YOUR ASSIGNMENT:
Below are records; repeat them all exactly.

SUPPLIED RECORDS:
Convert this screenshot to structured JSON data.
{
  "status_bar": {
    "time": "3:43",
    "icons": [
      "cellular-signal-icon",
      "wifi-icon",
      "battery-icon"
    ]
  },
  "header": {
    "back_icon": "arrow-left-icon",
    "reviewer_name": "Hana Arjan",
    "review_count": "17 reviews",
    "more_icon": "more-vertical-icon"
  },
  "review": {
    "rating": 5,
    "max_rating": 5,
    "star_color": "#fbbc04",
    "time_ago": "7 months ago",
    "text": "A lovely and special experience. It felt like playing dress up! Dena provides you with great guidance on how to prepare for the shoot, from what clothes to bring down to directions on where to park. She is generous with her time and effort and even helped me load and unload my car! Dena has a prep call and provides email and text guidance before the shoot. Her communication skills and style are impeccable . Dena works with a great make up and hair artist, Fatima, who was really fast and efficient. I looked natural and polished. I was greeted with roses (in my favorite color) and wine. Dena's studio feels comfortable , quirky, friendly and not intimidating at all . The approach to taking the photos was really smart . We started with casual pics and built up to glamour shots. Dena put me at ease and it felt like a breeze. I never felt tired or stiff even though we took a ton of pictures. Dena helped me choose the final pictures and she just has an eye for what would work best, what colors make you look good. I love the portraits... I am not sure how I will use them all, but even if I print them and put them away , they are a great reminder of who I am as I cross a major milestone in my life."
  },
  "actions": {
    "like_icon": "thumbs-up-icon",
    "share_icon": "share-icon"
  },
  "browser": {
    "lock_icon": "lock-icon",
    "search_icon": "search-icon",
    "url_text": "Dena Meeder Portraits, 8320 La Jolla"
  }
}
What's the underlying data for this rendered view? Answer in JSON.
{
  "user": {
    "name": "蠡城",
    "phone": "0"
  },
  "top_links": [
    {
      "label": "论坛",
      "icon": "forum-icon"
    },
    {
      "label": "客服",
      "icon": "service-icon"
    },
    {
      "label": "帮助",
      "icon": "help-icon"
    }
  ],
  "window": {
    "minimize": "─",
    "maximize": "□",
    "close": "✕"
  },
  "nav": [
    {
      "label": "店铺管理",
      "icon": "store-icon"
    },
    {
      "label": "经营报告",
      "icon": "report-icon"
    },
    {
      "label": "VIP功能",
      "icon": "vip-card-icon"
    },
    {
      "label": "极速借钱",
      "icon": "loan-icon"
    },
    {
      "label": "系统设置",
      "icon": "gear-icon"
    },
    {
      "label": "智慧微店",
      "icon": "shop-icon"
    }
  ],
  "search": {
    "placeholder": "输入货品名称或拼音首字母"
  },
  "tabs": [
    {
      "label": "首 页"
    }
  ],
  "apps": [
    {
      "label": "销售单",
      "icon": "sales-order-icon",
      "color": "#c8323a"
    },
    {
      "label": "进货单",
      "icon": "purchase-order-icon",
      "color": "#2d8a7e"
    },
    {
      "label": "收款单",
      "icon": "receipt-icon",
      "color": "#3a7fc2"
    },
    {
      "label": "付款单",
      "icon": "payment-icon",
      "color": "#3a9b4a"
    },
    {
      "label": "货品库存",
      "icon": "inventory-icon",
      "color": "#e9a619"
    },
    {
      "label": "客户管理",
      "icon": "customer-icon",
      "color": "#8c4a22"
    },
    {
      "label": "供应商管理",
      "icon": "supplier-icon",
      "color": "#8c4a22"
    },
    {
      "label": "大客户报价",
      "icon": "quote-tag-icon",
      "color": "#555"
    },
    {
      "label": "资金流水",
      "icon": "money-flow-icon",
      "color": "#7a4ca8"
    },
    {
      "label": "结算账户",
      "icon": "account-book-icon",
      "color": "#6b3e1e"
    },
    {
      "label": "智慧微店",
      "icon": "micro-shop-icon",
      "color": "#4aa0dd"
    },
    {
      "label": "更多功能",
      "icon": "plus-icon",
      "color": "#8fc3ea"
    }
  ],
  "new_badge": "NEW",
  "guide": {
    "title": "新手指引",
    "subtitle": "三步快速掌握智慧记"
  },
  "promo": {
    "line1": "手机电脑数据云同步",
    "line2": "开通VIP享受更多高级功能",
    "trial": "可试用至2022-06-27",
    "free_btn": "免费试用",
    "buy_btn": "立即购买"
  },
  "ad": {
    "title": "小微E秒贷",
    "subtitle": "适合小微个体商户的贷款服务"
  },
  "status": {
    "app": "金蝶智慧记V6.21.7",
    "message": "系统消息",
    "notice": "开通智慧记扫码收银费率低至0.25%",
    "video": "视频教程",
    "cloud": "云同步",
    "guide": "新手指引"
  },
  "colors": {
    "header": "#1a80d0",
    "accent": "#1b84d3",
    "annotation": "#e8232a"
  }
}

REPLY:
Convert this screenshot to structured JSON data.
{
  "status_bar": {
    "time": "3:43",
    "icons": [
      "cellular-signal-icon",
      "wifi-icon",
      "battery-icon"
    ]
  },
  "header": {
    "back_icon": "arrow-left-icon",
    "reviewer_name": "Hana Arjan",
    "review_count": "17 reviews",
    "more_icon": "more-vertical-icon"
  },
  "review": {
    "rating": 5,
    "max_rating": 5,
    "star_color": "#fbbc04",
    "time_ago": "7 months ago",
    "text": "A lovely and special experience. It felt like playing dress up! Dena provides you with great guidance on how to prepare for the shoot, from what clothes to bring down to directions on where to park. She is generous with her time and effort and even helped me load and unload my car! Dena has a prep call and provides email and text guidance before the shoot. Her communication skills and style are impeccable . Dena works with a great make up and hair artist, Fatima, who was really fast and efficient. I looked natural and polished. I was greeted with roses (in my favorite color) and wine. Dena's studio feels comfortable , quirky, friendly and not intimidating at all . The approach to taking the photos was really smart . We started with casual pics and built up to glamour shots. Dena put me at ease and it felt like a breeze. I never felt tired or stiff even though we took a ton of pictures. Dena helped me choose the final pictures and she just has an eye for what would work best, what colors make you look good. I love the portraits... I am not sure how I will use them all, but even if I print them and put them away , they are a great reminder of who I am as I cross a major milestone in my life."
  },
  "actions": {
    "like_icon": "thumbs-up-icon",
    "share_icon": "share-icon"
  },
  "browser": {
    "lock_icon": "lock-icon",
    "search_icon": "search-icon",
    "url_text": "Dena Meeder Portraits, 8320 La Jolla"
  }
}
What's the underlying data for this rendered view? Answer in JSON.
{
  "user": {
    "name": "蠡城",
    "phone": "0"
  },
  "top_links": [
    {
      "label": "论坛",
      "icon": "forum-icon"
    },
    {
      "label": "客服",
      "icon": "service-icon"
    },
    {
      "label": "帮助",
      "icon": "help-icon"
    }
  ],
  "window": {
    "minimize": "─",
    "maximize": "□",
    "close": "✕"
  },
  "nav": [
    {
      "label": "店铺管理",
      "icon": "store-icon"
    },
    {
      "label": "经营报告",
      "icon": "report-icon"
    },
    {
      "label": "VIP功能",
      "icon": "vip-card-icon"
    },
    {
      "label": "极速借钱",
      "icon": "loan-icon"
    },
    {
      "label": "系统设置",
      "icon": "gear-icon"
    },
    {
      "label": "智慧微店",
      "icon": "shop-icon"
    }
  ],
  "search": {
    "placeholder": "输入货品名称或拼音首字母"
  },
  "tabs": [
    {
      "label": "首 页"
    }
  ],
  "apps": [
    {
      "label": "销售单",
      "icon": "sales-order-icon",
      "color": "#c8323a"
    },
    {
      "label": "进货单",
      "icon": "purchase-order-icon",
      "color": "#2d8a7e"
    },
    {
      "label": "收款单",
      "icon": "receipt-icon",
      "color": "#3a7fc2"
    },
    {
      "label": "付款单",
      "icon": "payment-icon",
      "color": "#3a9b4a"
    },
    {
      "label": "货品库存",
      "icon": "inventory-icon",
      "color": "#e9a619"
    },
    {
      "label": "客户管理",
      "icon": "customer-icon",
      "color": "#8c4a22"
    },
    {
      "label": "供应商管理",
      "icon": "supplier-icon",
      "color": "#8c4a22"
    },
    {
      "label": "大客户报价",
      "icon": "quote-tag-icon",
      "color": "#555"
    },
    {
      "label": "资金流水",
      "icon": "money-flow-icon",
      "color": "#7a4ca8"
    },
    {
      "label": "结算账户",
      "icon": "account-book-icon",
      "color": "#6b3e1e"
    },
    {
      "label": "智慧微店",
      "icon": "micro-shop-icon",
      "color": "#4aa0dd"
    },
    {
      "label": "更多功能",
      "icon": "plus-icon",
      "color": "#8fc3ea"
    }
  ],
  "new_badge": "NEW",
  "guide": {
    "title": "新手指引",
    "subtitle": "三步快速掌握智慧记"
  },
  "promo": {
    "line1": "手机电脑数据云同步",
    "line2": "开通VIP享受更多高级功能",
    "trial": "可试用至2022-06-27",
    "free_btn": "免费试用",
    "buy_btn": "立即购买"
  },
  "ad": {
    "title": "小微E秒贷",
    "subtitle": "适合小微个体商户的贷款服务"
  },
  "status": {
    "app": "金蝶智慧记V6.21.7",
    "message": "系统消息",
    "notice": "开通智慧记扫码收银费率低至0.25%",
    "video": "视频教程",
    "cloud": "云同步",
    "guide": "新手指引"
  },
  "colors": {
    "header": "#1a80d0",
    "accent": "#1b84d3",
    "annotation": "#e8232a"
  }
}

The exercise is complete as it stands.